> _Work order_: Only lines with the word "sbrk" are wanted; copy each of them from the listing below.

> _Given information_:
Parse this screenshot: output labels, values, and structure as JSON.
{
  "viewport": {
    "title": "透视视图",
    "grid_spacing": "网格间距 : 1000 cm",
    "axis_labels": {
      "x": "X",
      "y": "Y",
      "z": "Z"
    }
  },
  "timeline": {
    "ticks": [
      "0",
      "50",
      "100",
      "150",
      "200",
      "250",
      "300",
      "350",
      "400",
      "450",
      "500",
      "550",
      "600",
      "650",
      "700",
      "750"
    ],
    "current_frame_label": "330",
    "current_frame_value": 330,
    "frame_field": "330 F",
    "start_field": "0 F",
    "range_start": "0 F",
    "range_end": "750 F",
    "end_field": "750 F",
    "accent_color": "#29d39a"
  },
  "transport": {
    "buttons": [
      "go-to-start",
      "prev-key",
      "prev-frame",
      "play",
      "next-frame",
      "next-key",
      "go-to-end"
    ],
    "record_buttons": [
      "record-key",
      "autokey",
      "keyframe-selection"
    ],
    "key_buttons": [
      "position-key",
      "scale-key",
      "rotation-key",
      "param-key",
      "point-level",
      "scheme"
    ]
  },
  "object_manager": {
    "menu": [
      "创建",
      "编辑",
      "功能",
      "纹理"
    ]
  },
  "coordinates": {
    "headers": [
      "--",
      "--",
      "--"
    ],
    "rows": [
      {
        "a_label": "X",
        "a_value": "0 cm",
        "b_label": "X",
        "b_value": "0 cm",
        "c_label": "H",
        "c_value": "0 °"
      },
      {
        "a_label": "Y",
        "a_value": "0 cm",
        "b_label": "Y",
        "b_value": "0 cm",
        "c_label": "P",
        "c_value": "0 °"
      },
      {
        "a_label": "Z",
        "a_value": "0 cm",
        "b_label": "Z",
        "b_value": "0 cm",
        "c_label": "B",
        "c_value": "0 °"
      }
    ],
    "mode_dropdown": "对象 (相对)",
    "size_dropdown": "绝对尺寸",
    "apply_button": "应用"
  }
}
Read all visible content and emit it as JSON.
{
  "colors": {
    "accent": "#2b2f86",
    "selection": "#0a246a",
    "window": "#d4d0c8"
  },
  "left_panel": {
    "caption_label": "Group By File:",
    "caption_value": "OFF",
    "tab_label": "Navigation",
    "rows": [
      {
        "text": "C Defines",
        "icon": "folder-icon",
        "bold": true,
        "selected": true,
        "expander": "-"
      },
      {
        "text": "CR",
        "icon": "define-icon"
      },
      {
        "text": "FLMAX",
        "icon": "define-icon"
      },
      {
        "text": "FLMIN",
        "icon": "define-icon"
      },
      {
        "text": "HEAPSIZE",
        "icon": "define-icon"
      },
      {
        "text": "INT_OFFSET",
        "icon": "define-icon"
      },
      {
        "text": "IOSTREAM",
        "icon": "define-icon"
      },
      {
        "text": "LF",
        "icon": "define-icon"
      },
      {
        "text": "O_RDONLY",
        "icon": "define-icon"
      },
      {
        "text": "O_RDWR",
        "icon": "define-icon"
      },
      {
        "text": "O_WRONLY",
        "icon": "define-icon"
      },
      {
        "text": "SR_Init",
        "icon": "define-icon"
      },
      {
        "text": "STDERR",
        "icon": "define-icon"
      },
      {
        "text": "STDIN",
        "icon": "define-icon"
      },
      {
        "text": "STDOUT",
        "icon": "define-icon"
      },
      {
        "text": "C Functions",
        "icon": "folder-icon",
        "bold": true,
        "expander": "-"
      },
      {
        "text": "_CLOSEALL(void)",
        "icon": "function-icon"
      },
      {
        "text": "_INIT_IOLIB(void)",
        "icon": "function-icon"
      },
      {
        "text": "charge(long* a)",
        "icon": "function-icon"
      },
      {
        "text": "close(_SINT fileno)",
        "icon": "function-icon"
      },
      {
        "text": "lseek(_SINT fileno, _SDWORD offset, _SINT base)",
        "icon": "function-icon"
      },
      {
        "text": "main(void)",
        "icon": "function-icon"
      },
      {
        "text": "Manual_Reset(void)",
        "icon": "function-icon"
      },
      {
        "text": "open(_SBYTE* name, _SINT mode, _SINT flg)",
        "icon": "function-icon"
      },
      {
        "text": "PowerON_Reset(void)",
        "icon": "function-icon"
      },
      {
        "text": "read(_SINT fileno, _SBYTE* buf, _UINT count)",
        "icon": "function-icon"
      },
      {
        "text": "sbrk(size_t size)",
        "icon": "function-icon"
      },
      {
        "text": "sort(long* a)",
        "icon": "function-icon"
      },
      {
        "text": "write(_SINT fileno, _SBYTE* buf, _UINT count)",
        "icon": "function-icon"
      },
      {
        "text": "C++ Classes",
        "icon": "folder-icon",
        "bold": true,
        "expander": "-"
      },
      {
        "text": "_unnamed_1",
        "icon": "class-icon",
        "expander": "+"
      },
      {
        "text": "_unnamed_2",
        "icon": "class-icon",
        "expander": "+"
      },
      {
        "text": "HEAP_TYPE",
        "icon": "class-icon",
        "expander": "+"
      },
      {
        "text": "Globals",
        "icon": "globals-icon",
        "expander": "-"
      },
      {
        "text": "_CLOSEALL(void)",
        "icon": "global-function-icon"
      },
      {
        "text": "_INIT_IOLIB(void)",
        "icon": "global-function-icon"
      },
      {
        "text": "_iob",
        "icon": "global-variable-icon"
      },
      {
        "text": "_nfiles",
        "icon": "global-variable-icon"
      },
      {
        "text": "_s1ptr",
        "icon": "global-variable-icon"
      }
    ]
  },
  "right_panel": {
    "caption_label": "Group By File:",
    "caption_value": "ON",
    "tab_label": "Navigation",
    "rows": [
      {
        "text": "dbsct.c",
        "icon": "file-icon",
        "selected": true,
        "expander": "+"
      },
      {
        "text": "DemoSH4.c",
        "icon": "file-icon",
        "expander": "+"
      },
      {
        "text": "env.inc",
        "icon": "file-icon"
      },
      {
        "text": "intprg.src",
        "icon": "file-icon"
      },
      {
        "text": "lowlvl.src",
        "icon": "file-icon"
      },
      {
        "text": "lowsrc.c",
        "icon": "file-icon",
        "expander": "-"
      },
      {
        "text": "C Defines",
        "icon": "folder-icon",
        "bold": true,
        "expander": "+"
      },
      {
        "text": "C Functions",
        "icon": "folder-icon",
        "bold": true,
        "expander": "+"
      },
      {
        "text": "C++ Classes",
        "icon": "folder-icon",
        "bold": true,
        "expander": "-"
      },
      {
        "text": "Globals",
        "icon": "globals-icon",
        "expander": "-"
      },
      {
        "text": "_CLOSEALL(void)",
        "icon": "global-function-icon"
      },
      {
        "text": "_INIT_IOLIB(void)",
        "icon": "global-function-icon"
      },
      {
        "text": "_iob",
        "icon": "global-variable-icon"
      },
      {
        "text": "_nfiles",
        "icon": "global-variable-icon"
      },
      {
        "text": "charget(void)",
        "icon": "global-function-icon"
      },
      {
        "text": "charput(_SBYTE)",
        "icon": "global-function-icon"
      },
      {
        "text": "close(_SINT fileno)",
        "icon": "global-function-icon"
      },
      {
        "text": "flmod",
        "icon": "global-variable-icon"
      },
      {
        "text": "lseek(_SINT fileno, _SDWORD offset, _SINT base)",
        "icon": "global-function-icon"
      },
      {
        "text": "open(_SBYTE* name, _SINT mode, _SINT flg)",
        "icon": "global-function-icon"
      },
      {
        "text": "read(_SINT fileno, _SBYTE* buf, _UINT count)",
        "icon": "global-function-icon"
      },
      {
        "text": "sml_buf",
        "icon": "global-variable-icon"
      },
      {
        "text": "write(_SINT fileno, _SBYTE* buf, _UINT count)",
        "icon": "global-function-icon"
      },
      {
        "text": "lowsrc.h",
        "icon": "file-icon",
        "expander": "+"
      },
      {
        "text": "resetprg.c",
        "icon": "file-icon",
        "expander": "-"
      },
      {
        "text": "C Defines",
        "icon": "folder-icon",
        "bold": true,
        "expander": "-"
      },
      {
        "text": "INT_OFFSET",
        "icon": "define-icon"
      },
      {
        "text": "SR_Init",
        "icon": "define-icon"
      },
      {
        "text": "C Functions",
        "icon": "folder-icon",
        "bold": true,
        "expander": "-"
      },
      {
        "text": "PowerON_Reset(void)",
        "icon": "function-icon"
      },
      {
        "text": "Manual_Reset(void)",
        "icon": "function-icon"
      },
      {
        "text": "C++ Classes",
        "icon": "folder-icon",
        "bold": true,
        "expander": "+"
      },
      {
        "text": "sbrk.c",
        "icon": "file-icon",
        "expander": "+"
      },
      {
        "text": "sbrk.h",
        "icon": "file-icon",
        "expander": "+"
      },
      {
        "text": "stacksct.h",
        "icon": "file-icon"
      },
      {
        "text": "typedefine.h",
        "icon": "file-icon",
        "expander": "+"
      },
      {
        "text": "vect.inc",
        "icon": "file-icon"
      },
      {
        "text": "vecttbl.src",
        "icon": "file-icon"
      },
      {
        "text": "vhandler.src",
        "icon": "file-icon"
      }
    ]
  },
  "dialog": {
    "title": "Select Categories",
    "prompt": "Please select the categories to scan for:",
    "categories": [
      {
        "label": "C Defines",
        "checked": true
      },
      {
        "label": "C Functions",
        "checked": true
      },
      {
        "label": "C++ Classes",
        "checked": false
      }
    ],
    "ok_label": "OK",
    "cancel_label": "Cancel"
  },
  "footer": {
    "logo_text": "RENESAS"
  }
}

> _Written reply_:
        "text": "sbrk(size_t size)",
        "text": "sbrk.c",
        "text": "sbrk.h",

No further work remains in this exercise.